The Queens Gambit
This is not a film but a series on Netflix based on the book by Walter Tevis. This is a gripping coming-of-age story of chess, addiction and trauma.
Eight-year-old orphan Beth Harmon is by all appearances ordinary and unremarkable until she discovers the game of chess. Her senses are heightened and grow sharper, her thinking clearer, and for the first time in her life she feels an element of control.
By 16 years old, she's already competing for the US Open championship but her battle with addiction and increasing sense of isolation threaten to consume her.
This series is doing extremely well.
Some interesting facts regarding this series came from Allan Scott from the BBC News, who described how it took 30 years to bring to the screen, had 9 rewrites and every studio he showed it to turned it down because they thought no one would be interested in chess.
How wrong they were.
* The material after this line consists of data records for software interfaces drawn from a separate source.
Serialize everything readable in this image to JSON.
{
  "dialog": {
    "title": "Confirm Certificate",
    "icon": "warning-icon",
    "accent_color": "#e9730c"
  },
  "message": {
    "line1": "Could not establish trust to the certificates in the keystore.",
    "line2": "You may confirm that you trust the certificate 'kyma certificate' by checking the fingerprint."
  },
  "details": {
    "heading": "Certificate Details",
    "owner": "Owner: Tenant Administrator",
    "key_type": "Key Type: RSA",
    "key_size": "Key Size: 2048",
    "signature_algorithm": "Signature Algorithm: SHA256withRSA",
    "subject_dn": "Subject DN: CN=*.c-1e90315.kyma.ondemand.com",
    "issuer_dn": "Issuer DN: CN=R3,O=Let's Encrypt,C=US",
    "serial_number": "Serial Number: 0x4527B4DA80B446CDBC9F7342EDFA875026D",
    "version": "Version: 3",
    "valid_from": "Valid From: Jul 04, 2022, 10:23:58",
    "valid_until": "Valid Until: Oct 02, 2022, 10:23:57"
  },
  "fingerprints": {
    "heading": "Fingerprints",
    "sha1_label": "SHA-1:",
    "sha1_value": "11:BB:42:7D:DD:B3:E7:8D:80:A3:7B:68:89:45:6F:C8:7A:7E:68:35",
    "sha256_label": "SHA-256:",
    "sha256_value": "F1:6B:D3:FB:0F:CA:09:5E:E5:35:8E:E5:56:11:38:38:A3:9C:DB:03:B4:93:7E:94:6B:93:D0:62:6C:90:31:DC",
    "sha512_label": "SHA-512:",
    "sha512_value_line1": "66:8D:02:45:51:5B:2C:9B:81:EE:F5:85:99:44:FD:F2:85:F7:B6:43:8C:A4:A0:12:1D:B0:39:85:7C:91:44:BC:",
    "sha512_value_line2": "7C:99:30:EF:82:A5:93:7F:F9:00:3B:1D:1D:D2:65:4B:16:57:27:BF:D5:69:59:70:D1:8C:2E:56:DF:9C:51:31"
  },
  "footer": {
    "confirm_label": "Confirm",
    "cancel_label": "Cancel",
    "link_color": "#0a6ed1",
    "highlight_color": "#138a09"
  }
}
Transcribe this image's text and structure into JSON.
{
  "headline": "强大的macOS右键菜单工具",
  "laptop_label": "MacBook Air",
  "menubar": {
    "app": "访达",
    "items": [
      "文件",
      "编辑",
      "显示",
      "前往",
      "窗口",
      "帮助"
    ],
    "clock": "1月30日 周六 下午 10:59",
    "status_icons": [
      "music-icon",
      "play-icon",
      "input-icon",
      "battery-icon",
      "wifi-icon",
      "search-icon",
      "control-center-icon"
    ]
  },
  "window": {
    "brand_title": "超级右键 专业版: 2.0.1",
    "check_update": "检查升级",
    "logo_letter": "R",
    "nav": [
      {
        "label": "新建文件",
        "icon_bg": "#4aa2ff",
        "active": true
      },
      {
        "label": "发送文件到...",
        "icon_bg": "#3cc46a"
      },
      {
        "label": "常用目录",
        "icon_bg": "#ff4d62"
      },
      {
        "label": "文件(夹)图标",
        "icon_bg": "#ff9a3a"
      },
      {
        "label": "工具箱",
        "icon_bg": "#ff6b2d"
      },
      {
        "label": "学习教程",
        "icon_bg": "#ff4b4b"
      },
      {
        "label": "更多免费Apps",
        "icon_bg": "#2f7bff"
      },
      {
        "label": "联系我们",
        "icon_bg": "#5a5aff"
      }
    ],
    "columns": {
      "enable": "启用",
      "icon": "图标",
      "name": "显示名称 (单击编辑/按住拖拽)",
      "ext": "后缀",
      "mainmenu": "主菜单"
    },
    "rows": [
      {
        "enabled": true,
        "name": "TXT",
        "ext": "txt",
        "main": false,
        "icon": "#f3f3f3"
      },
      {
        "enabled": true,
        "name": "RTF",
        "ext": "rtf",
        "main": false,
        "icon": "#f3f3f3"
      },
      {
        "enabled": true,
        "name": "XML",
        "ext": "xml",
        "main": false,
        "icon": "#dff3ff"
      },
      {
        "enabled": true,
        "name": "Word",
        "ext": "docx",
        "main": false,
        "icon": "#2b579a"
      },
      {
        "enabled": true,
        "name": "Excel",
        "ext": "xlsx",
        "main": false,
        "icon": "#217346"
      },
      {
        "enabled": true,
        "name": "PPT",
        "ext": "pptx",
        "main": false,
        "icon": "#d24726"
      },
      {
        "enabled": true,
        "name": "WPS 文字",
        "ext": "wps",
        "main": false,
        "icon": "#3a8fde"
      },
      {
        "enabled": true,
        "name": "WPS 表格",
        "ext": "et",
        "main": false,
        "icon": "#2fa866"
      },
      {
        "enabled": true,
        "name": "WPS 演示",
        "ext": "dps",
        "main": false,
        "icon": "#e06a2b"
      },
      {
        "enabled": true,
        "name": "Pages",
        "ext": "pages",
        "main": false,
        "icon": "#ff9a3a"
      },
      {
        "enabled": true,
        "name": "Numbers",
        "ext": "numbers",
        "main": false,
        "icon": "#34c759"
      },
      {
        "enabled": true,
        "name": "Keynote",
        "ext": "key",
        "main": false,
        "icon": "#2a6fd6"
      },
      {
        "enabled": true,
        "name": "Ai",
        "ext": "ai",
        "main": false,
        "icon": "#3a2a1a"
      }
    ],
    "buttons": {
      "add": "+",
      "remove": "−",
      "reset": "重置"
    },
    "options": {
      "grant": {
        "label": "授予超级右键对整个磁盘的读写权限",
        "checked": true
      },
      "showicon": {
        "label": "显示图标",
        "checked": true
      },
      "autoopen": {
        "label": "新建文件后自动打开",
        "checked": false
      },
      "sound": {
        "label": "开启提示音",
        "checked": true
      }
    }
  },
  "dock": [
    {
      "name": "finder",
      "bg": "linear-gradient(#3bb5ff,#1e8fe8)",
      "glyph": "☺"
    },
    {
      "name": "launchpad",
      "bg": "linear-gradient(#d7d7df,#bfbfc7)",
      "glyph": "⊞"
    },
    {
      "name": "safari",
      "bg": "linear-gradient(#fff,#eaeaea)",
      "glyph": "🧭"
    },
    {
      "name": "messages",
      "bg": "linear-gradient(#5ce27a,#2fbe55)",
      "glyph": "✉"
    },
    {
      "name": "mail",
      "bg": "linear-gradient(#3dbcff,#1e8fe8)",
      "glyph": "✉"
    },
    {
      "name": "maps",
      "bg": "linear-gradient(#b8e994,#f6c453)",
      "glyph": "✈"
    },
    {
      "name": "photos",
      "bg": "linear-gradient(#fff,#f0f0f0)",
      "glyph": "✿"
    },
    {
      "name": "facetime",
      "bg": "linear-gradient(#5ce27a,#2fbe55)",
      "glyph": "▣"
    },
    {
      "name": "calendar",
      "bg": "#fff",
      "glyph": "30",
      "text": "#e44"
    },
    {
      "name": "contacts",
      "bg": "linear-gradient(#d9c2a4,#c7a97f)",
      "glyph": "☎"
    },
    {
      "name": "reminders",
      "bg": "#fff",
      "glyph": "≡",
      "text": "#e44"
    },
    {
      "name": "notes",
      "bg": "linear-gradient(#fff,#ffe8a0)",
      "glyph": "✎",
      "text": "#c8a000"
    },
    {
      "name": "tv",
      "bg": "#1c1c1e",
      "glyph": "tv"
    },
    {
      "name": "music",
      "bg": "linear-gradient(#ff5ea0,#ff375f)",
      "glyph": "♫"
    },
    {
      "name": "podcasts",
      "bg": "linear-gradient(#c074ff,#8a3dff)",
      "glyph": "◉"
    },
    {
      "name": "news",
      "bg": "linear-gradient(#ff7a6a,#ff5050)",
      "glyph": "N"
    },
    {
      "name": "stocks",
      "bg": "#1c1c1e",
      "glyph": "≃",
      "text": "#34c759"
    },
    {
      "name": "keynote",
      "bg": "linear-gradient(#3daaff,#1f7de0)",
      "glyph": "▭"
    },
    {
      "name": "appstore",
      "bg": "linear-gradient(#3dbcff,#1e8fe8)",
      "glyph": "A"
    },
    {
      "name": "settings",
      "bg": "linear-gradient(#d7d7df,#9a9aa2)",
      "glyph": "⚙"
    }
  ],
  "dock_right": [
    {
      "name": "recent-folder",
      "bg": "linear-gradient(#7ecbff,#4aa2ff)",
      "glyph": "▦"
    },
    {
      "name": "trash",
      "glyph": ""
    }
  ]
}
Its currently been viewed by 62 million people and rising rapidly.
Well worth a watch.
by Paulo Coelho
Paulo Coelho the author of The Alchemist has recently released ‘The Archer,’ a book of life lessons and strategies centred around the art of archery.
Illustrated throughout and full of short life lessons, this book is another reminder how one mastered art form can be applied to all of life, including how to overcome hardships and challenges.
Saying of the week.
“Man cannot remake himself
without suffering, for he is both
the marble and the sculptor.”
– Alexis Carrell
A question I got asked this week.
“Why do some people continually blame other people for everything that goes wrong?”
Someone asked me this week who has family issues with addiction and huge heaps of blame. I’m seeing this a lot lately.
This is a complex subject but real responsibility is rare these days and is the realm of true warriors that want to take ownership of their entire lives. Most people are looking for ways to shift responsibility onto someone else.
Blame has its roots in shame and fear.
You will find those that continuously blame other people often have deep levels of shame where feelings of inadequacy will naturally be present.
I know people that have been completely exposed in their actions yet on an almost childish level, continue to blame others.
This reflects their level of shame about what they’ve done and about themselves.
The required but avoided courage of being vulnerable enough to identify and admit their part in hurting others, is where the fear comes from. This fear then uses the ego as an armour that projects an illusion of strength yet in reality contains the opposite.